## Supplied information
++++

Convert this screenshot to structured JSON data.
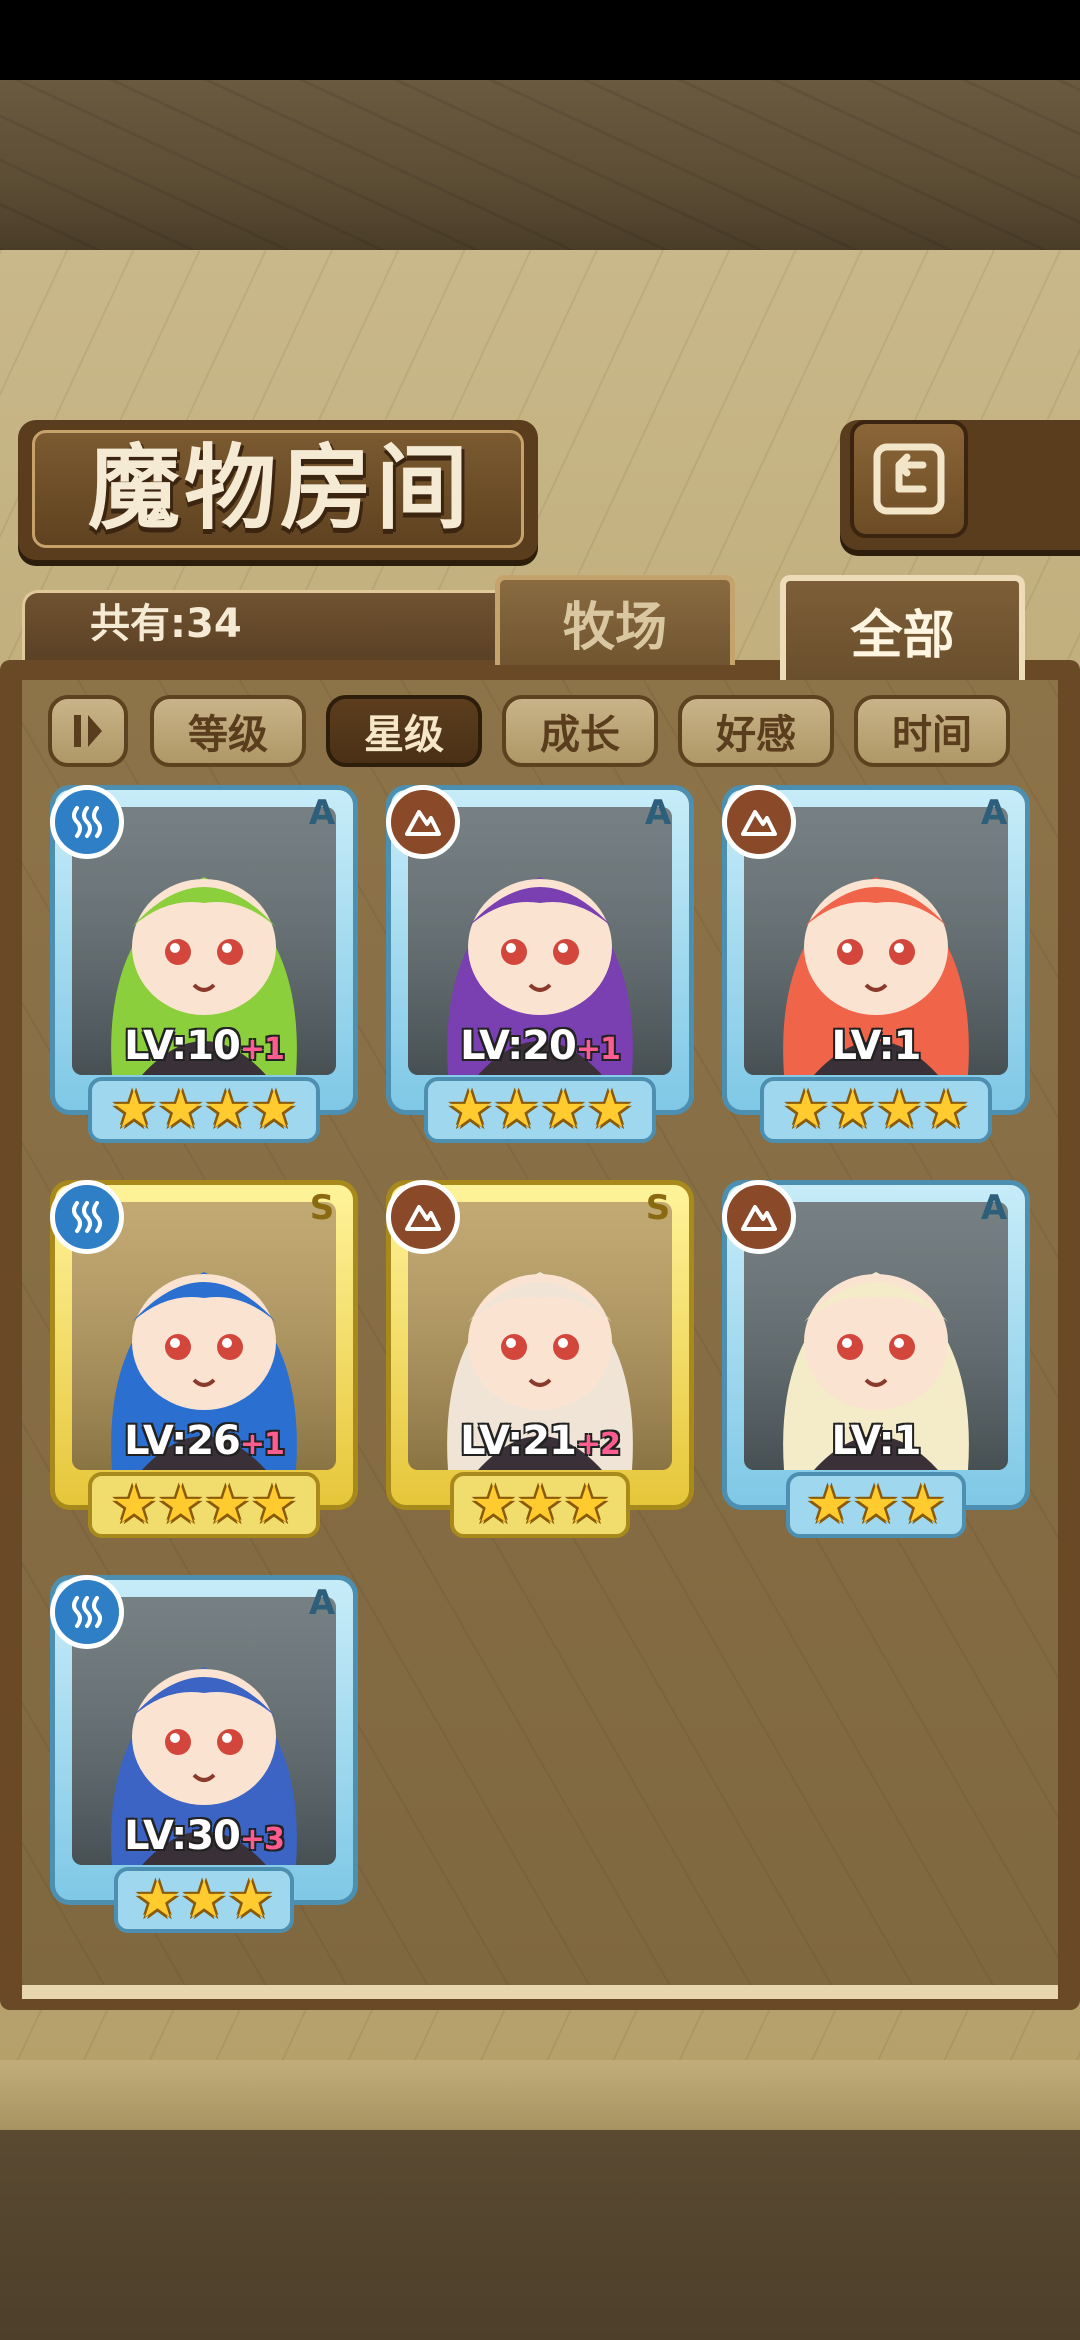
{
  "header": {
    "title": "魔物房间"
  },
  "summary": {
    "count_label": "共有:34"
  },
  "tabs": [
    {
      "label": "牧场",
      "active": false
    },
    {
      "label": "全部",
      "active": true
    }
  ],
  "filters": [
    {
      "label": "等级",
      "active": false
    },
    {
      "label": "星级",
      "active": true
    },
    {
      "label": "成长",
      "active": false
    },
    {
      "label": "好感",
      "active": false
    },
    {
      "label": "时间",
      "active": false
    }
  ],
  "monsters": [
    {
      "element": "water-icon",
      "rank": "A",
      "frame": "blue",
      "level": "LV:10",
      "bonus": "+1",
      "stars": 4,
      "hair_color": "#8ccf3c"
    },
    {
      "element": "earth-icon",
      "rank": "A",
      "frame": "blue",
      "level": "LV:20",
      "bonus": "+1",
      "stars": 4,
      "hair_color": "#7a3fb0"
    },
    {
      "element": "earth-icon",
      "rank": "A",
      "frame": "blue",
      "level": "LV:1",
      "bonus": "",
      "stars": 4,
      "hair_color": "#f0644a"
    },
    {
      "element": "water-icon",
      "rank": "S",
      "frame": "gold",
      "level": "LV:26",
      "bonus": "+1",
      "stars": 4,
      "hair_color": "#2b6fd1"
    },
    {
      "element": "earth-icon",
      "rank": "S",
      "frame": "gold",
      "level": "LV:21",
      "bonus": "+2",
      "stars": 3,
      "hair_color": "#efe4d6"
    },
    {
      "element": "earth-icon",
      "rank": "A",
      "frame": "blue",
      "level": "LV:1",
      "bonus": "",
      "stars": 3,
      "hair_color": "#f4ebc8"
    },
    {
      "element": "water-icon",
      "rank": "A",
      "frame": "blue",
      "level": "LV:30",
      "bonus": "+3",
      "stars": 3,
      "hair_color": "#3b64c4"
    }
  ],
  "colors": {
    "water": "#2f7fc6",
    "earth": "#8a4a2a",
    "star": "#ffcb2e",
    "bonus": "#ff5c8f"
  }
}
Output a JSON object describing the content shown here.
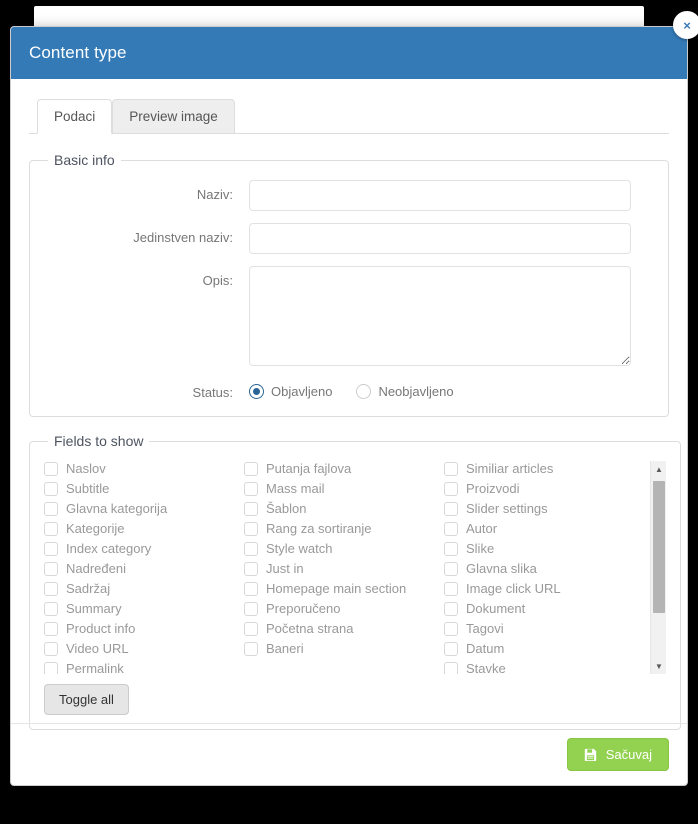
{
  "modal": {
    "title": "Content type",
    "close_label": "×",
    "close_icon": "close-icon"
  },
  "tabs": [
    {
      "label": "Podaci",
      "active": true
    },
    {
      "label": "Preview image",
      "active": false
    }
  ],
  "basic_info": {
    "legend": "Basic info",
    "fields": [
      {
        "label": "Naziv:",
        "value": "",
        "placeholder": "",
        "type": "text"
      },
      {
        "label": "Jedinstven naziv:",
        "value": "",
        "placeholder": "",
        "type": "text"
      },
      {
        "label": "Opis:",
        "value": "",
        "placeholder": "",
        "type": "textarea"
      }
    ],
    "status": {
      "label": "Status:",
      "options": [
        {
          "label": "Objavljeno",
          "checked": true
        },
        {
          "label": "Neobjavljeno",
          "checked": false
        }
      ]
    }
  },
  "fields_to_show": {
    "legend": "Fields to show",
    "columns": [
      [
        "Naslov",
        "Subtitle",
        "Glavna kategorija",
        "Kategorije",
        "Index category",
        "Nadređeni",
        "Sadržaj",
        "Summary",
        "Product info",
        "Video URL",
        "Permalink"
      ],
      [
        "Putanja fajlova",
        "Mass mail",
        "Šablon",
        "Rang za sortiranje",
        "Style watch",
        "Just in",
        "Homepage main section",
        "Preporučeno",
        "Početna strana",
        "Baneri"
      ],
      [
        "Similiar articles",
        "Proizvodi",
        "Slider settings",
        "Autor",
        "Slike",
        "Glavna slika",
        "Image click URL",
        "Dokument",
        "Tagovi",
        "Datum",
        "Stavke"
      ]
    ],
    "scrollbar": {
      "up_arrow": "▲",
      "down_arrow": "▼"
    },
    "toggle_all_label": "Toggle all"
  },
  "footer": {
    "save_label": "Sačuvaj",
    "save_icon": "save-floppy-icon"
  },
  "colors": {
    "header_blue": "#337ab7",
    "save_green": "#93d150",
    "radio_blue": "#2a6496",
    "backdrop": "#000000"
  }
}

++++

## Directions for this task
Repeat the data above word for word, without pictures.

## Output of the task
Convert this screenshot to structured JSON data.
{
  "header": {
    "title": "魔物房间"
  },
  "summary": {
    "count_label": "共有:34"
  },
  "tabs": [
    {
      "label": "牧场",
      "active": false
    },
    {
      "label": "全部",
      "active": true
    }
  ],
  "filters": [
    {
      "label": "等级",
      "active": false
    },
    {
      "label": "星级",
      "active": true
    },
    {
      "label": "成长",
      "active": false
    },
    {
      "label": "好感",
      "active": false
    },
    {
      "label": "时间",
      "active": false
    }
  ],
  "monsters": [
    {
      "element": "water-icon",
      "rank": "A",
      "frame": "blue",
      "level": "LV:10",
      "bonus": "+1",
      "stars": 4,
      "hair_color": "#8ccf3c"
    },
    {
      "element": "earth-icon",
      "rank": "A",
      "frame": "blue",
      "level": "LV:20",
      "bonus": "+1",
      "stars": 4,
      "hair_color": "#7a3fb0"
    },
    {
      "element": "earth-icon",
      "rank": "A",
      "frame": "blue",
      "level": "LV:1",
      "bonus": "",
      "stars": 4,
      "hair_color": "#f0644a"
    },
    {
      "element": "water-icon",
      "rank": "S",
      "frame": "gold",
      "level": "LV:26",
      "bonus": "+1",
      "stars": 4,
      "hair_color": "#2b6fd1"
    },
    {
      "element": "earth-icon",
      "rank": "S",
      "frame": "gold",
      "level": "LV:21",
      "bonus": "+2",
      "stars": 3,
      "hair_color": "#efe4d6"
    },
    {
      "element": "earth-icon",
      "rank": "A",
      "frame": "blue",
      "level": "LV:1",
      "bonus": "",
      "stars": 3,
      "hair_color": "#f4ebc8"
    },
    {
      "element": "water-icon",
      "rank": "A",
      "frame": "blue",
      "level": "LV:30",
      "bonus": "+3",
      "stars": 3,
      "hair_color": "#3b64c4"
    }
  ],
  "colors": {
    "water": "#2f7fc6",
    "earth": "#8a4a2a",
    "star": "#ffcb2e",
    "bonus": "#ff5c8f"
  }
}
Output a JSON object describing the content shown here.
{
  "modal": {
    "title": "Content type",
    "close_label": "×",
    "close_icon": "close-icon"
  },
  "tabs": [
    {
      "label": "Podaci",
      "active": true
    },
    {
      "label": "Preview image",
      "active": false
    }
  ],
  "basic_info": {
    "legend": "Basic info",
    "fields": [
      {
        "label": "Naziv:",
        "value": "",
        "placeholder": "",
        "type": "text"
      },
      {
        "label": "Jedinstven naziv:",
        "value": "",
        "placeholder": "",
        "type": "text"
      },
      {
        "label": "Opis:",
        "value": "",
        "placeholder": "",
        "type": "textarea"
      }
    ],
    "status": {
      "label": "Status:",
      "options": [
        {
          "label": "Objavljeno",
          "checked": true
        },
        {
          "label": "Neobjavljeno",
          "checked": false
        }
      ]
    }
  },
  "fields_to_show": {
    "legend": "Fields to show",
    "columns": [
      [
        "Naslov",
        "Subtitle",
        "Glavna kategorija",
        "Kategorije",
        "Index category",
        "Nadređeni",
        "Sadržaj",
        "Summary",
        "Product info",
        "Video URL",
        "Permalink"
      ],
      [
        "Putanja fajlova",
        "Mass mail",
        "Šablon",
        "Rang za sortiranje",
        "Style watch",
        "Just in",
        "Homepage main section",
        "Preporučeno",
        "Početna strana",
        "Baneri"
      ],
      [
        "Similiar articles",
        "Proizvodi",
        "Slider settings",
        "Autor",
        "Slike",
        "Glavna slika",
        "Image click URL",
        "Dokument",
        "Tagovi",
        "Datum",
        "Stavke"
      ]
    ],
    "scrollbar": {
      "up_arrow": "▲",
      "down_arrow": "▼"
    },
    "toggle_all_label": "Toggle all"
  },
  "footer": {
    "save_label": "Sačuvaj",
    "save_icon": "save-floppy-icon"
  },
  "colors": {
    "header_blue": "#337ab7",
    "save_green": "#93d150",
    "radio_blue": "#2a6496",
    "backdrop": "#000000"
  }
}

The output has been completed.